Two weeks ago, I wrote an article titled Nuclear plant issues in Japan are the least of their worries that attempted to provide a realistic prediction of the worst case consequences of the one-two punch from a very large earthquake and tsunami on a large nuclear power station on the coast of Japan. It has become increasingly apparent during the past week that my view from afar was not as clear as I would have hoped. I was overly optimistic about the final consequences of the events at Fukushima Daiichi.
On the catastrophic scale of commercial nuclear energy accidents, where Three Mile Island was in second place and Chernobyl was the clear leader, Fukushima Daiichi has moved into second. It is likely that it will end up to be far closer to Chernobyl than to Three Mile Island in overall economic, public health and geographic consequences.

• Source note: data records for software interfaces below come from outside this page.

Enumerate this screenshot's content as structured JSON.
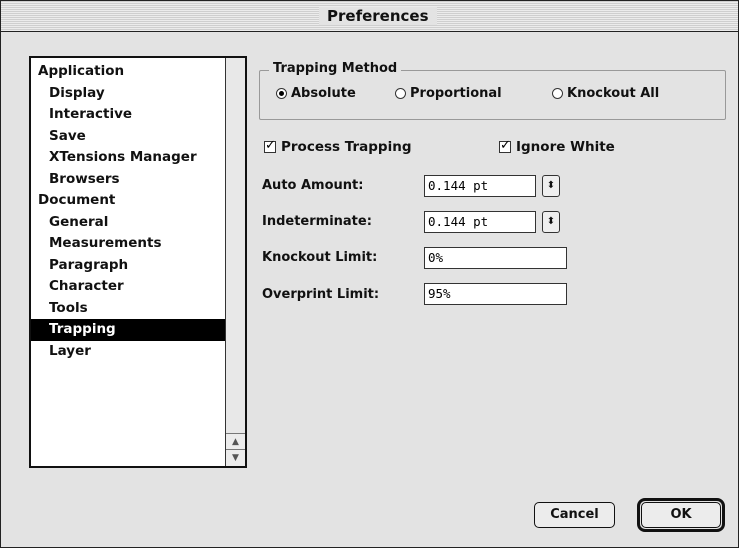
{
  "window": {
    "title": "Preferences"
  },
  "sidebar": {
    "items": [
      {
        "label": "Application",
        "level": 0,
        "selected": false
      },
      {
        "label": "Display",
        "level": 1,
        "selected": false
      },
      {
        "label": "Interactive",
        "level": 1,
        "selected": false
      },
      {
        "label": "Save",
        "level": 1,
        "selected": false
      },
      {
        "label": "XTensions Manager",
        "level": 1,
        "selected": false
      },
      {
        "label": "Browsers",
        "level": 1,
        "selected": false
      },
      {
        "label": "Document",
        "level": 0,
        "selected": false
      },
      {
        "label": "General",
        "level": 1,
        "selected": false
      },
      {
        "label": "Measurements",
        "level": 1,
        "selected": false
      },
      {
        "label": "Paragraph",
        "level": 1,
        "selected": false
      },
      {
        "label": "Character",
        "level": 1,
        "selected": false
      },
      {
        "label": "Tools",
        "level": 1,
        "selected": false
      },
      {
        "label": "Trapping",
        "level": 1,
        "selected": true
      },
      {
        "label": "Layer",
        "level": 1,
        "selected": false
      }
    ],
    "scroll_up_icon": "triangle-up",
    "scroll_down_icon": "triangle-down"
  },
  "trapping": {
    "method_label": "Trapping Method",
    "methods": [
      {
        "label": "Absolute",
        "selected": true
      },
      {
        "label": "Proportional",
        "selected": false
      },
      {
        "label": "Knockout All",
        "selected": false
      }
    ],
    "process_trapping": {
      "label": "Process Trapping",
      "checked": true
    },
    "ignore_white": {
      "label": "Ignore White",
      "checked": true
    },
    "auto_amount": {
      "label": "Auto Amount:",
      "value": "0.144 pt"
    },
    "indeterminate": {
      "label": "Indeterminate:",
      "value": "0.144 pt"
    },
    "knockout_limit": {
      "label": "Knockout Limit:",
      "value": "0%"
    },
    "overprint_limit": {
      "label": "Overprint Limit:",
      "value": "95%"
    }
  },
  "buttons": {
    "cancel": "Cancel",
    "ok": "OK"
  }
}
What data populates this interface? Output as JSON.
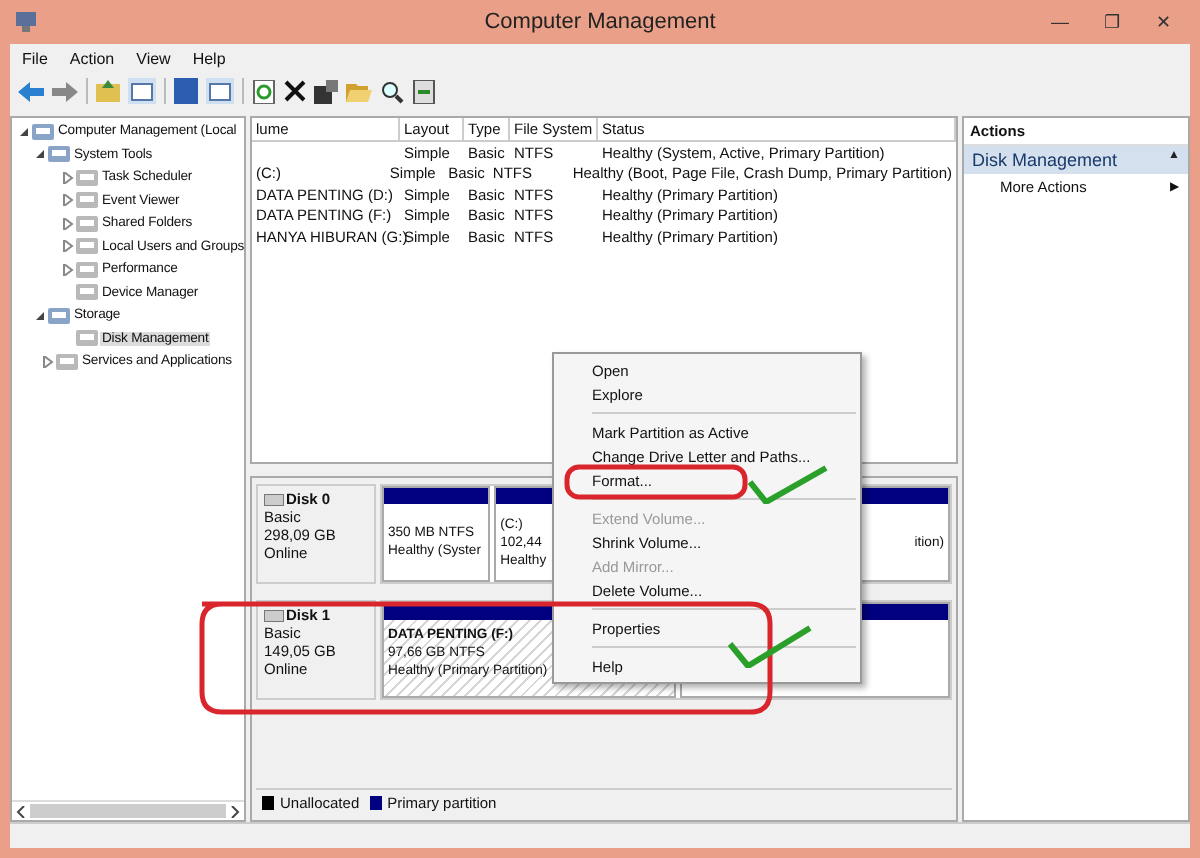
{
  "window": {
    "title": "Computer Management",
    "controls": [
      "—",
      "❐",
      "✕"
    ]
  },
  "menu_bar": [
    "File",
    "Action",
    "View",
    "Help"
  ],
  "tree": [
    {
      "label": "Computer Management (Local",
      "expanded": true,
      "selected": false,
      "children": [
        {
          "label": "System Tools",
          "expanded": true,
          "selected": false,
          "children": [
            {
              "label": "Task Scheduler",
              "expanded": false,
              "selected": false
            },
            {
              "label": "Event Viewer",
              "expanded": false,
              "selected": false
            },
            {
              "label": "Shared Folders",
              "expanded": false,
              "selected": false
            },
            {
              "label": "Local Users and Groups",
              "expanded": false,
              "selected": false
            },
            {
              "label": "Performance",
              "expanded": false,
              "selected": false
            },
            {
              "label": "Device Manager",
              "selected": false
            }
          ]
        },
        {
          "label": "Storage",
          "expanded": true,
          "selected": false,
          "children": [
            {
              "label": "Disk Management",
              "selected": true
            }
          ]
        },
        {
          "label": "Services and Applications",
          "expanded": false,
          "selected": false
        }
      ]
    }
  ],
  "volume_table": {
    "columns": [
      "lume",
      "Layout",
      "Type",
      "File System",
      "Status"
    ],
    "rows": [
      [
        "",
        "Simple",
        "Basic",
        "NTFS",
        "Healthy (System, Active, Primary Partition)"
      ],
      [
        "(C:)",
        "Simple",
        "Basic",
        "NTFS",
        "Healthy (Boot, Page File, Crash Dump, Primary Partition)"
      ],
      [
        "DATA PENTING (D:)",
        "Simple",
        "Basic",
        "NTFS",
        "Healthy (Primary Partition)"
      ],
      [
        "DATA PENTING (F:)",
        "Simple",
        "Basic",
        "NTFS",
        "Healthy (Primary Partition)"
      ],
      [
        "HANYA HIBURAN (G:)",
        "Simple",
        "Basic",
        "NTFS",
        "Healthy (Primary Partition)"
      ]
    ]
  },
  "disks": [
    {
      "name": "Disk 0",
      "type": "Basic",
      "size": "298,09 GB",
      "status": "Online",
      "partitions": [
        {
          "lines": [
            "350 MB NTFS",
            "Healthy (Syster"
          ],
          "selected": false
        },
        {
          "title": "(C:)",
          "lines": [
            "102,44",
            "Healthy"
          ],
          "selected": false
        },
        {
          "lines": [
            "ition)"
          ],
          "selected": false
        }
      ]
    },
    {
      "name": "Disk 1",
      "type": "Basic",
      "size": "149,05 GB",
      "status": "Online",
      "partitions": [
        {
          "title": "DATA PENTING  (F:)",
          "lines": [
            "97,66 GB NTFS",
            "Healthy (Primary Partition)"
          ],
          "selected": true
        },
        {
          "selected": false
        }
      ]
    }
  ],
  "legend": [
    {
      "label": "Unallocated",
      "color": "#000000"
    },
    {
      "label": "Primary partition",
      "color": "#000080"
    }
  ],
  "actions": {
    "title": "Actions",
    "section": "Disk Management",
    "section_arrow": "▲",
    "items": [
      {
        "label": "More Actions",
        "arrow": "▶"
      }
    ]
  },
  "context_menu": [
    {
      "kind": "item",
      "label": "Open",
      "disabled": false
    },
    {
      "kind": "item",
      "label": "Explore",
      "disabled": false
    },
    {
      "kind": "separator"
    },
    {
      "kind": "item",
      "label": "Mark Partition as Active",
      "disabled": false
    },
    {
      "kind": "item",
      "label": "Change Drive Letter and Paths...",
      "disabled": false
    },
    {
      "kind": "item",
      "label": "Format...",
      "disabled": false
    },
    {
      "kind": "separator"
    },
    {
      "kind": "item",
      "label": "Extend Volume...",
      "disabled": true
    },
    {
      "kind": "item",
      "label": "Shrink Volume...",
      "disabled": false
    },
    {
      "kind": "item",
      "label": "Add Mirror...",
      "disabled": true
    },
    {
      "kind": "item",
      "label": "Delete Volume...",
      "disabled": false
    },
    {
      "kind": "separator"
    },
    {
      "kind": "item",
      "label": "Properties",
      "disabled": false
    },
    {
      "kind": "separator"
    },
    {
      "kind": "item",
      "label": "Help",
      "disabled": false
    }
  ]
}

Update: (Posted on March 27, 2011 at 0234) The above paragraph has been changed to specify commercial nuclear energy accidents to avoid complications with discussions about accidents that have occurred in the other aspect of nuclear technology. The commercial and military sides of nuclear are complicated enough to merit two mostly separate conversations. End Update.

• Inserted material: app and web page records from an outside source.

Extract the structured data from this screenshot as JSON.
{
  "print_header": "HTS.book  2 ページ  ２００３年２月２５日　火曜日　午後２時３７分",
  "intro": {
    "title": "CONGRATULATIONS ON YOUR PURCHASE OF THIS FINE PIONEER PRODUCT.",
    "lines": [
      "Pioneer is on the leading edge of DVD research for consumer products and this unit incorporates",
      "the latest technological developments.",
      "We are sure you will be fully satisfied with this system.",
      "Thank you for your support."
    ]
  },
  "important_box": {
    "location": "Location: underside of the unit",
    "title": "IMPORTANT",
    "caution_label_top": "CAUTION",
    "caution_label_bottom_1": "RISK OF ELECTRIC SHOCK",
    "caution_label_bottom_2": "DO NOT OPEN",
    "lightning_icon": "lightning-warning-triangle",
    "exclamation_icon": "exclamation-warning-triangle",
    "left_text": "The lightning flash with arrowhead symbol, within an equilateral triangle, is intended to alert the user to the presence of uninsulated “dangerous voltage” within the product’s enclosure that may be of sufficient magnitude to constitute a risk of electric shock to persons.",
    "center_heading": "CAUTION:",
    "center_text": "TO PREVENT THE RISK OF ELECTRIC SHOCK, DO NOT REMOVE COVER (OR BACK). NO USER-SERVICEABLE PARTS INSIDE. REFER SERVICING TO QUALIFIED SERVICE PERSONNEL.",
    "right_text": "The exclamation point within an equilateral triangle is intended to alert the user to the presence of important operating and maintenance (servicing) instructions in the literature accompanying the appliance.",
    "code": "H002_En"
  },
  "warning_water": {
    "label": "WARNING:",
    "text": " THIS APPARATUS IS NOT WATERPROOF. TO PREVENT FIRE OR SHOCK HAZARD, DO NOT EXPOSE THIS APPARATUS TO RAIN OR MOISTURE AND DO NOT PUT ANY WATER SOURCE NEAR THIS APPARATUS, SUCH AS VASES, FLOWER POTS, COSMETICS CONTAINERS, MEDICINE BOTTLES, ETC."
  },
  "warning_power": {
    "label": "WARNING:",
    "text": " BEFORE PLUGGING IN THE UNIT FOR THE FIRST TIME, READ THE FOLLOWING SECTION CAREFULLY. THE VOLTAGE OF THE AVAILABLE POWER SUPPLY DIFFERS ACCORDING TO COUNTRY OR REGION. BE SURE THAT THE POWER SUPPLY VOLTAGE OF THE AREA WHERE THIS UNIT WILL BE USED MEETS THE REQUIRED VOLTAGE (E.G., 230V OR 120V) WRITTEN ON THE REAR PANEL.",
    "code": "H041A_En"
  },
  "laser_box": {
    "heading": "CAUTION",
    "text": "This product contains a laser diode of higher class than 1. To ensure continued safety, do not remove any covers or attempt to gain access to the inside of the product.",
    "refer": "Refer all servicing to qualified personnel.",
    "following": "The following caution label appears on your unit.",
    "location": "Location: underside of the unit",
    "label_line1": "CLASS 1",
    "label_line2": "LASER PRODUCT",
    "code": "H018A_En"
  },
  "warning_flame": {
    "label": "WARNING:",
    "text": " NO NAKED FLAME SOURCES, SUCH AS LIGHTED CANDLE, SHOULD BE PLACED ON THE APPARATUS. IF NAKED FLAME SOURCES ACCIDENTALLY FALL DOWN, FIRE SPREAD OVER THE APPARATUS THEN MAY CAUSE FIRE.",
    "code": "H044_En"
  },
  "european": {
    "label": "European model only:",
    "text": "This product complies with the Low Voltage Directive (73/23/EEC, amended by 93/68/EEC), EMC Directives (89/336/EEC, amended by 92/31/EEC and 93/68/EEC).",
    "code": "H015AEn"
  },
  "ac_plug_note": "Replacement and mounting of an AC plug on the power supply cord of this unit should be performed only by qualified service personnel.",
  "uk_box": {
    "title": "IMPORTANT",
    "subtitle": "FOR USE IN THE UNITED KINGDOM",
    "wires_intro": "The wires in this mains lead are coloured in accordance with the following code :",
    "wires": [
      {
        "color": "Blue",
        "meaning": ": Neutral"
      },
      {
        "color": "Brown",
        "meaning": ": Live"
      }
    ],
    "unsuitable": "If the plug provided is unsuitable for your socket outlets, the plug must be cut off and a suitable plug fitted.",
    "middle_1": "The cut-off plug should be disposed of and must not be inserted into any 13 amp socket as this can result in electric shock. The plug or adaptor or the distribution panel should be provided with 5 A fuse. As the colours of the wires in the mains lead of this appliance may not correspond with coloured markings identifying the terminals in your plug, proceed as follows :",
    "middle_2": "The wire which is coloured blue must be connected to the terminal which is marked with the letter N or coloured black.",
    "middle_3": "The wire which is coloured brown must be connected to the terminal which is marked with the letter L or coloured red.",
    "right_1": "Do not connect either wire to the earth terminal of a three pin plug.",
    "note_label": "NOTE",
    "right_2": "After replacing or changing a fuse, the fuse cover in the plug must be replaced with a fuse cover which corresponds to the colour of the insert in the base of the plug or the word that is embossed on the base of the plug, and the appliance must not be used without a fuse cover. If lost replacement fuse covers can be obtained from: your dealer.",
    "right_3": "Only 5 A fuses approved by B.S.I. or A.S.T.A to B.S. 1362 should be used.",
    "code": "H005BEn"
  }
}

There has been enough damage to the plants and enough radioactive material released to pose a danger to public health for someone who does not take any precautions, though actions to evacuate, shelter and monitor contamination have minimized the actual effects – so far. There have also been a fair number of plant workers and other emergency responders who have received substantial radiation doses in the range of 100-200 mSv (10-20 Rem). Those doses are about 20% of the dose required for early signs of radiation sickness (1 Sv or 100 REM) and at the threshold where there is a statistically significant increase in long term cancer risk.Continue reading…